  3. Biddick, Kathleen (1989). "1 – Consumption and Pastoral Resources on the Early Mediæval Estate". The Other Economy: Pastoral Husbandry on a Mediæval Estate. University of California Press. p. 13. ISBN 0-520-06388-0. Retrieved 25 April 2007. "He restored Peterborough Abbey to its former royal splendor and dedicated "a basilica there furbished with suitable structures of halls, and enriched with surrounding lands."" 
  4. The most recent survey of the Anglo-Saxon history of Peterborough Abbey is in Kelly, S.E. (ed.), Charters of Peterborough Abbey, Anglo-Saxon Charters 14, OUP, 2009.
  5. Beeke, Clive (2006). "Abbots of Ramsey". Ramsey Abbey website.
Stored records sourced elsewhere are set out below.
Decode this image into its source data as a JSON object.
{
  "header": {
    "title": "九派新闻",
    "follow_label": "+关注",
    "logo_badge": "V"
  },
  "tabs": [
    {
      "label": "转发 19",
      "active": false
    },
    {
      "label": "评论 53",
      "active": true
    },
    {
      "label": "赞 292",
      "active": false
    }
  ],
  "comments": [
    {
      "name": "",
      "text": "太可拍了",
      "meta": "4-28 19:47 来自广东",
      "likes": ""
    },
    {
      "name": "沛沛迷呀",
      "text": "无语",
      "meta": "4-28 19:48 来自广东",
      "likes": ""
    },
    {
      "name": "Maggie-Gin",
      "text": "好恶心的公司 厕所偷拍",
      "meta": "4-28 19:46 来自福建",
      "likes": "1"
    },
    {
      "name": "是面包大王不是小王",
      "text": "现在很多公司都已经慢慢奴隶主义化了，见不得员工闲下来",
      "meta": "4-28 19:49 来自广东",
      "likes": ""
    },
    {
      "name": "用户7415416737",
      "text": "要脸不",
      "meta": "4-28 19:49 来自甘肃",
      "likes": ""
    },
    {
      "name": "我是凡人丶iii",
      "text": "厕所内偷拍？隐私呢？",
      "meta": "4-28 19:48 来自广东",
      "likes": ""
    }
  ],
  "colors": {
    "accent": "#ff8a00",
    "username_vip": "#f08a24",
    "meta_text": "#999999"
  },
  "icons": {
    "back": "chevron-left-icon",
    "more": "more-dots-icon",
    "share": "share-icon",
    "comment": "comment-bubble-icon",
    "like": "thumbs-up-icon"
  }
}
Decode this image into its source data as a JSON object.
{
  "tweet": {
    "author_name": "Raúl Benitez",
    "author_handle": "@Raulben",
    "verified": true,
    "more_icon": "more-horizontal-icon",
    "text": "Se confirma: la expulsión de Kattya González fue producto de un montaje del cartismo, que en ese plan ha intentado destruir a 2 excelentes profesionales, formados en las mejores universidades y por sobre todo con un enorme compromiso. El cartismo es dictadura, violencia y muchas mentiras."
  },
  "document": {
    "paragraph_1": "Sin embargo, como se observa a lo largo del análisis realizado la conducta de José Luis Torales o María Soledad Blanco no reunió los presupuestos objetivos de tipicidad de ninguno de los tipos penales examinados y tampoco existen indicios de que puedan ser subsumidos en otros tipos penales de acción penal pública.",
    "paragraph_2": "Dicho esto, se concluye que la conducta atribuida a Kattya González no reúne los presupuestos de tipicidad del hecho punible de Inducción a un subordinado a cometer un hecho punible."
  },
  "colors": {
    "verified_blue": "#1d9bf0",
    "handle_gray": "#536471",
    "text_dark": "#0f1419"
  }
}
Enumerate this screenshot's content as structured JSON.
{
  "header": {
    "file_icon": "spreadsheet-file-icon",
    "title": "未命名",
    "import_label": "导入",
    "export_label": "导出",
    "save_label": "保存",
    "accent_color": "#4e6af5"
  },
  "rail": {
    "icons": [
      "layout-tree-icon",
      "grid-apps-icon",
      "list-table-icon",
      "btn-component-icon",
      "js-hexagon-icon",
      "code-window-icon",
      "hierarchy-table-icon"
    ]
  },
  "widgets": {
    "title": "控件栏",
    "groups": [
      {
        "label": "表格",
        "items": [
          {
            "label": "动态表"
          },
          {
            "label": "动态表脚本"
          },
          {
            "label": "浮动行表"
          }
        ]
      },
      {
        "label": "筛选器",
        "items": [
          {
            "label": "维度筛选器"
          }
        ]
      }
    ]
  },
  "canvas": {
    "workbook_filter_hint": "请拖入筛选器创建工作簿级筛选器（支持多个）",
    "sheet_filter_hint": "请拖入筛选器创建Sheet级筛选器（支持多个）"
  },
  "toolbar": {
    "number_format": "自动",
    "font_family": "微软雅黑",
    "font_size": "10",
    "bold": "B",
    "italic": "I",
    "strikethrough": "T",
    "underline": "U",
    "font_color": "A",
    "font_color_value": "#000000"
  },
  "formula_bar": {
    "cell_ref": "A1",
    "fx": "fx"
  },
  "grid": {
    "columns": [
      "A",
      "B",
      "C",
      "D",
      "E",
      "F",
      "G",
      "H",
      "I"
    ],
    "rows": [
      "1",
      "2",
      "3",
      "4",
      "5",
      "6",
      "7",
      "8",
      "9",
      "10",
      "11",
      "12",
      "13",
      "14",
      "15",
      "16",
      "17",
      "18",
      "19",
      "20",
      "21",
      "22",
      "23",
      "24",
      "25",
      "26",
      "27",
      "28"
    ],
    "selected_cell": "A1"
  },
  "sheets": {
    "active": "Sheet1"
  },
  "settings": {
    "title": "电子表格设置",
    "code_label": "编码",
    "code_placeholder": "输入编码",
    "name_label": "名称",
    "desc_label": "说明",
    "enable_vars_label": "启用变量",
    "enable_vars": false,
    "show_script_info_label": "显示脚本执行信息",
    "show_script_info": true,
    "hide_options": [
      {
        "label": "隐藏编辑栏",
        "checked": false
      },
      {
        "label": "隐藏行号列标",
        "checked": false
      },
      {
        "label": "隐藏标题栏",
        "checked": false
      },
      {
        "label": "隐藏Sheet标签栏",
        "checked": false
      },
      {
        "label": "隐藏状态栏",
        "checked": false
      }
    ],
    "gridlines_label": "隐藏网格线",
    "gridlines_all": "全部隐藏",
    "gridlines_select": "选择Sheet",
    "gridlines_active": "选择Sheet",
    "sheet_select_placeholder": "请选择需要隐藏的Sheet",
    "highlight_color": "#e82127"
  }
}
Clive Beeke. Retrieved 23 January 2007. "Edward [the Confessor] also became a party to an agreement between the Abbot of Ramsey and Abbot of Burgh (Peterborough) in regard to the exchange of lands; to bounds and limits of King's-delf; also the right to Ramsey Abbey to dig stone both 'squared and broken' at the quarries of Barnack. For this privilege the Abbey had to give the Monks of Peterborough 'four thousand eels yearly in Lent'" 
  6. Brooke, Rosalind; Brooke, Christopher (1984). "Chapter 2". Popular Religion in the Middle Ages; Western Europe 1000–1300. Thames and Hudson. pp. 19–21. ISBN 0-500-25087-1. 
  7. "CATHEDRAL FIRE: Candle theory on cathedral arson" (Newspaper). Peterborough Evening Telegraph. Johnston Press Digital Publishing. 27 November 2006. Archived from the original on 30 September 2007. Retrieved 23 January 2007. 
  8. "FIRE: 'I watched the beautiful building go up in smoke'". Peterborough Evening Telegraph. Johnston Press Digital Publishing. 23 November 2006. Archived from the original on 30 September 2007. Retrieved 23 January 2007. 
  9. "FIRE: Devestating blow to appeal work (sic)". Peterborough Evening Telegraph. Johnston Press Digital Publishing. 23 November 2006. Archived from the original on 28 September 2007. Retrieved 23 January 2007. 
  10. Adopt a Stone a gift to last a life time. Peterborough Cathedral 2013 (accessioned 20131229) [1]
  11. Alan Durst, Mention of work on West Front.

Further reading